BEGIN AVAILABLE DATA

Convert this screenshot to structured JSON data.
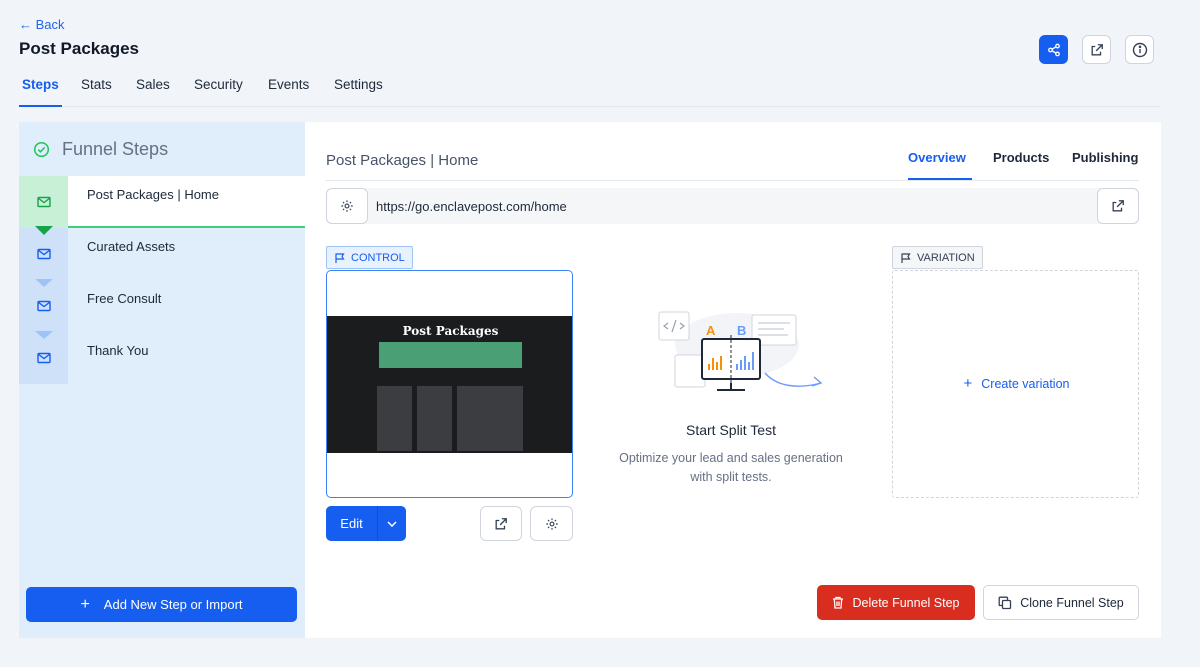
{
  "header": {
    "back_label": "← Back",
    "title": "Post Packages"
  },
  "tabs": [
    {
      "label": "Steps",
      "active": true
    },
    {
      "label": "Stats"
    },
    {
      "label": "Sales"
    },
    {
      "label": "Security"
    },
    {
      "label": "Events"
    },
    {
      "label": "Settings"
    }
  ],
  "sidebar": {
    "title": "Funnel Steps",
    "steps": [
      {
        "label": "Post Packages | Home",
        "active": true,
        "icon": "mail-icon"
      },
      {
        "label": "Curated Assets",
        "icon": "mail-icon"
      },
      {
        "label": "Free Consult",
        "icon": "mail-icon"
      },
      {
        "label": "Thank You",
        "icon": "mail-icon"
      }
    ],
    "add_button": "Add New Step or Import"
  },
  "main": {
    "step_title": "Post Packages | Home",
    "tabs": [
      {
        "label": "Overview",
        "active": true
      },
      {
        "label": "Products"
      },
      {
        "label": "Publishing"
      }
    ],
    "url": "https://go.enclavepost.com/home",
    "control_label": "CONTROL",
    "variation_label": "VARIATION",
    "preview": {
      "title": "Post Packages"
    },
    "edit_label": "Edit",
    "split_test": {
      "title": "Start Split Test",
      "description": "Optimize your lead and sales generation with split tests.",
      "label_a": "A",
      "label_b": "B"
    },
    "create_variation": "Create variation",
    "delete_button": "Delete Funnel Step",
    "clone_button": "Clone Funnel Step"
  },
  "colors": {
    "accent": "#155eef",
    "danger": "#d92d20",
    "success": "#3ccf7a",
    "sidebar_bg": "#e0edfb"
  }
}
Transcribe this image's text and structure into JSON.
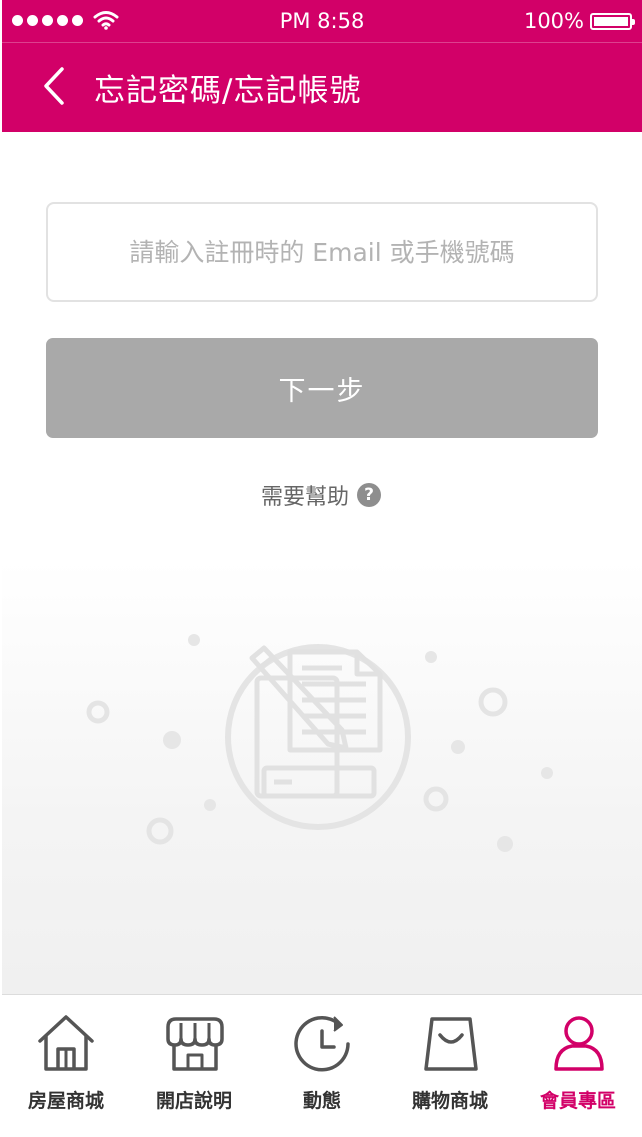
{
  "status_bar": {
    "time": "PM 8:58",
    "battery": "100%"
  },
  "nav": {
    "title": "忘記密碼/忘記帳號",
    "back_icon": "chevron-left-icon"
  },
  "form": {
    "input_placeholder": "請輸入註冊時的 Email 或手機號碼",
    "input_value": "",
    "next_label": "下一步",
    "help_label": "需要幫助",
    "help_icon_glyph": "?"
  },
  "tabs": [
    {
      "label": "房屋商城",
      "icon": "house-icon",
      "active": false
    },
    {
      "label": "開店說明",
      "icon": "storefront-icon",
      "active": false
    },
    {
      "label": "動態",
      "icon": "clock-refresh-icon",
      "active": false
    },
    {
      "label": "購物商城",
      "icon": "shopping-bag-icon",
      "active": false
    },
    {
      "label": "會員專區",
      "icon": "user-icon",
      "active": true
    }
  ],
  "colors": {
    "brand": "#d20068",
    "button_disabled": "#a9a9a9",
    "tab_icon": "#555555"
  }
}
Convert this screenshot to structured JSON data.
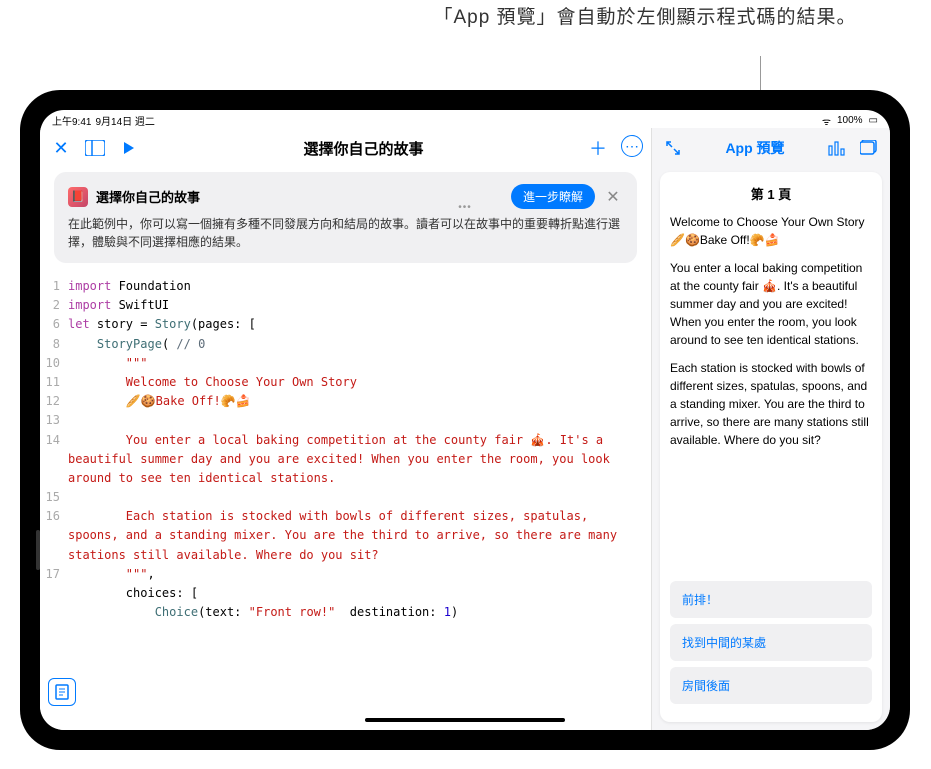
{
  "callout": {
    "text": "「App 預覽」會自動於左側顯示程式碼的結果。"
  },
  "statusBar": {
    "time": "上午9:41",
    "date": "9月14日 週二",
    "battery": "100%"
  },
  "editor": {
    "title": "選擇你自己的故事",
    "infoCard": {
      "title": "選擇你自己的故事",
      "learnMore": "進一步瞭解",
      "description": "在此範例中，你可以寫一個擁有多種不同發展方向和結局的故事。讀者可以在故事中的重要轉折點進行選擇，體驗與不同選擇相應的結果。"
    },
    "code": {
      "lines": [
        {
          "n": "1",
          "tokens": [
            {
              "t": "import ",
              "c": "kw"
            },
            {
              "t": "Foundation",
              "c": ""
            }
          ]
        },
        {
          "n": "2",
          "tokens": [
            {
              "t": "import ",
              "c": "kw"
            },
            {
              "t": "SwiftUI",
              "c": ""
            }
          ]
        },
        {
          "n": "",
          "tokens": []
        },
        {
          "n": "6",
          "tokens": [
            {
              "t": "let ",
              "c": "kw"
            },
            {
              "t": "story = ",
              "c": ""
            },
            {
              "t": "Story",
              "c": "typ"
            },
            {
              "t": "(pages: [",
              "c": ""
            }
          ]
        },
        {
          "n": "8",
          "tokens": [
            {
              "t": "    ",
              "c": ""
            },
            {
              "t": "StoryPage",
              "c": "typ"
            },
            {
              "t": "( ",
              "c": ""
            },
            {
              "t": "// 0",
              "c": "cmt"
            }
          ]
        },
        {
          "n": "10",
          "tokens": [
            {
              "t": "        ",
              "c": ""
            },
            {
              "t": "\"\"\"",
              "c": "str"
            }
          ]
        },
        {
          "n": "11",
          "tokens": [
            {
              "t": "        ",
              "c": ""
            },
            {
              "t": "Welcome to Choose Your Own Story",
              "c": "str"
            }
          ]
        },
        {
          "n": "12",
          "tokens": [
            {
              "t": "        ",
              "c": ""
            },
            {
              "t": "🥖🍪Bake Off!🥐🍰",
              "c": "str"
            }
          ]
        },
        {
          "n": "13",
          "tokens": []
        },
        {
          "n": "14",
          "tokens": [
            {
              "t": "        ",
              "c": ""
            },
            {
              "t": "You enter a local baking competition at the county fair 🎪. It's a beautiful summer day and you are excited! When you enter the room, you look around to see ten identical stations.",
              "c": "str"
            }
          ]
        },
        {
          "n": "15",
          "tokens": []
        },
        {
          "n": "16",
          "tokens": [
            {
              "t": "        ",
              "c": ""
            },
            {
              "t": "Each station is stocked with bowls of different sizes, spatulas, spoons, and a standing mixer. You are the third to arrive, so there are many stations still available. Where do you sit?",
              "c": "str"
            }
          ]
        },
        {
          "n": "17",
          "tokens": [
            {
              "t": "        ",
              "c": ""
            },
            {
              "t": "\"\"\"",
              "c": "str"
            },
            {
              "t": ",",
              "c": ""
            }
          ]
        },
        {
          "n": "",
          "tokens": [
            {
              "t": "        choices: [",
              "c": ""
            }
          ]
        },
        {
          "n": "",
          "tokens": [
            {
              "t": "            ",
              "c": ""
            },
            {
              "t": "Choice",
              "c": "typ"
            },
            {
              "t": "(text: ",
              "c": ""
            },
            {
              "t": "\"Front row!\"",
              "c": "str"
            },
            {
              "t": "  destination: ",
              "c": ""
            },
            {
              "t": "1",
              "c": "num"
            },
            {
              "t": ")",
              "c": ""
            }
          ]
        }
      ]
    }
  },
  "preview": {
    "title": "App 預覽",
    "pageHeader": "第 1 頁",
    "para1": "Welcome to Choose Your Own Story 🥖🍪Bake Off!🥐🍰",
    "para2": "You enter a local baking competition at the county fair 🎪. It's a beautiful summer day and you are excited! When you enter the room, you look around to see ten identical stations.",
    "para3": "Each station is stocked with bowls of different sizes, spatulas, spoons, and a standing mixer. You are the third to arrive, so there are many stations still available. Where do you sit?",
    "choices": [
      "前排！",
      "找到中間的某處",
      "房間後面"
    ]
  },
  "icons": {
    "close": "✕",
    "sidebar": "☰",
    "play": "▶",
    "add": "＋",
    "more": "⋯",
    "expand": "↖↘",
    "results": "📊",
    "viewMode": "⎘",
    "doc": "📄",
    "wifi": "📶",
    "battery": "🔋"
  }
}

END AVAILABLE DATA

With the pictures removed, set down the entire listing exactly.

• **RESULT BELOW**
Convert this screenshot to structured JSON data.
{
  "header": {
    "back_label": "← Back",
    "title": "Post Packages"
  },
  "tabs": [
    {
      "label": "Steps",
      "active": true
    },
    {
      "label": "Stats"
    },
    {
      "label": "Sales"
    },
    {
      "label": "Security"
    },
    {
      "label": "Events"
    },
    {
      "label": "Settings"
    }
  ],
  "sidebar": {
    "title": "Funnel Steps",
    "steps": [
      {
        "label": "Post Packages | Home",
        "active": true,
        "icon": "mail-icon"
      },
      {
        "label": "Curated Assets",
        "icon": "mail-icon"
      },
      {
        "label": "Free Consult",
        "icon": "mail-icon"
      },
      {
        "label": "Thank You",
        "icon": "mail-icon"
      }
    ],
    "add_button": "Add New Step or Import"
  },
  "main": {
    "step_title": "Post Packages | Home",
    "tabs": [
      {
        "label": "Overview",
        "active": true
      },
      {
        "label": "Products"
      },
      {
        "label": "Publishing"
      }
    ],
    "url": "https://go.enclavepost.com/home",
    "control_label": "CONTROL",
    "variation_label": "VARIATION",
    "preview": {
      "title": "Post Packages"
    },
    "edit_label": "Edit",
    "split_test": {
      "title": "Start Split Test",
      "description": "Optimize your lead and sales generation with split tests.",
      "label_a": "A",
      "label_b": "B"
    },
    "create_variation": "Create variation",
    "delete_button": "Delete Funnel Step",
    "clone_button": "Clone Funnel Step"
  },
  "colors": {
    "accent": "#155eef",
    "danger": "#d92d20",
    "success": "#3ccf7a",
    "sidebar_bg": "#e0edfb"
  }
}
Transcribe this image's text and structure into JSON.
{
  "status_bar": {
    "time": "PM 8:58",
    "battery": "100%"
  },
  "nav": {
    "title": "忘記密碼/忘記帳號",
    "back_icon": "chevron-left-icon"
  },
  "form": {
    "input_placeholder": "請輸入註冊時的 Email 或手機號碼",
    "input_value": "",
    "next_label": "下一步",
    "help_label": "需要幫助",
    "help_icon_glyph": "?"
  },
  "tabs": [
    {
      "label": "房屋商城",
      "icon": "house-icon",
      "active": false
    },
    {
      "label": "開店說明",
      "icon": "storefront-icon",
      "active": false
    },
    {
      "label": "動態",
      "icon": "clock-refresh-icon",
      "active": false
    },
    {
      "label": "購物商城",
      "icon": "shopping-bag-icon",
      "active": false
    },
    {
      "label": "會員專區",
      "icon": "user-icon",
      "active": true
    }
  ],
  "colors": {
    "brand": "#d20068",
    "button_disabled": "#a9a9a9",
    "tab_icon": "#555555"
  }
}
Convert this screenshot to structured JSON data.
{
  "callout": {
    "text": "「App 預覽」會自動於左側顯示程式碼的結果。"
  },
  "statusBar": {
    "time": "上午9:41",
    "date": "9月14日 週二",
    "battery": "100%"
  },
  "editor": {
    "title": "選擇你自己的故事",
    "infoCard": {
      "title": "選擇你自己的故事",
      "learnMore": "進一步瞭解",
      "description": "在此範例中，你可以寫一個擁有多種不同發展方向和結局的故事。讀者可以在故事中的重要轉折點進行選擇，體驗與不同選擇相應的結果。"
    },
    "code": {
      "lines": [
        {
          "n": "1",
          "tokens": [
            {
              "t": "import ",
              "c": "kw"
            },
            {
              "t": "Foundation",
              "c": ""
            }
          ]
        },
        {
          "n": "2",
          "tokens": [
            {
              "t": "import ",
              "c": "kw"
            },
            {
              "t": "SwiftUI",
              "c": ""
            }
          ]
        },
        {
          "n": "",
          "tokens": []
        },
        {
          "n": "6",
          "tokens": [
            {
              "t": "let ",
              "c": "kw"
            },
            {
              "t": "story = ",
              "c": ""
            },
            {
              "t": "Story",
              "c": "typ"
            },
            {
              "t": "(pages: [",
              "c": ""
            }
          ]
        },
        {
          "n": "8",
          "tokens": [
            {
              "t": "    ",
              "c": ""
            },
            {
              "t": "StoryPage",
              "c": "typ"
            },
            {
              "t": "( ",
              "c": ""
            },
            {
              "t": "// 0",
              "c": "cmt"
            }
          ]
        },
        {
          "n": "10",
          "tokens": [
            {
              "t": "        ",
              "c": ""
            },
            {
              "t": "\"\"\"",
              "c": "str"
            }
          ]
        },
        {
          "n": "11",
          "tokens": [
            {
              "t": "        ",
              "c": ""
            },
            {
              "t": "Welcome to Choose Your Own Story",
              "c": "str"
            }
          ]
        },
        {
          "n": "12",
          "tokens": [
            {
              "t": "        ",
              "c": ""
            },
            {
              "t": "🥖🍪Bake Off!🥐🍰",
              "c": "str"
            }
          ]
        },
        {
          "n": "13",
          "tokens": []
        },
        {
          "n": "14",
          "tokens": [
            {
              "t": "        ",
              "c": ""
            },
            {
              "t": "You enter a local baking competition at the county fair 🎪. It's a beautiful summer day and you are excited! When you enter the room, you look around to see ten identical stations.",
              "c": "str"
            }
          ]
        },
        {
          "n": "15",
          "tokens": []
        },
        {
          "n": "16",
          "tokens": [
            {
              "t": "        ",
              "c": ""
            },
            {
              "t": "Each station is stocked with bowls of different sizes, spatulas, spoons, and a standing mixer. You are the third to arrive, so there are many stations still available. Where do you sit?",
              "c": "str"
            }
          ]
        },
        {
          "n": "17",
          "tokens": [
            {
              "t": "        ",
              "c": ""
            },
            {
              "t": "\"\"\"",
              "c": "str"
            },
            {
              "t": ",",
              "c": ""
            }
          ]
        },
        {
          "n": "",
          "tokens": [
            {
              "t": "        choices: [",
              "c": ""
            }
          ]
        },
        {
          "n": "",
          "tokens": [
            {
              "t": "            ",
              "c": ""
            },
            {
              "t": "Choice",
              "c": "typ"
            },
            {
              "t": "(text: ",
              "c": ""
            },
            {
              "t": "\"Front row!\"",
              "c": "str"
            },
            {
              "t": "  destination: ",
              "c": ""
            },
            {
              "t": "1",
              "c": "num"
            },
            {
              "t": ")",
              "c": ""
            }
          ]
        }
      ]
    }
  },
  "preview": {
    "title": "App 預覽",
    "pageHeader": "第 1 頁",
    "para1": "Welcome to Choose Your Own Story 🥖🍪Bake Off!🥐🍰",
    "para2": "You enter a local baking competition at the county fair 🎪. It's a beautiful summer day and you are excited! When you enter the room, you look around to see ten identical stations.",
    "para3": "Each station is stocked with bowls of different sizes, spatulas, spoons, and a standing mixer. You are the third to arrive, so there are many stations still available. Where do you sit?",
    "choices": [
      "前排！",
      "找到中間的某處",
      "房間後面"
    ]
  },
  "icons": {
    "close": "✕",
    "sidebar": "☰",
    "play": "▶",
    "add": "＋",
    "more": "⋯",
    "expand": "↖↘",
    "results": "📊",
    "viewMode": "⎘",
    "doc": "📄",
    "wifi": "📶",
    "battery": "🔋"
  }
}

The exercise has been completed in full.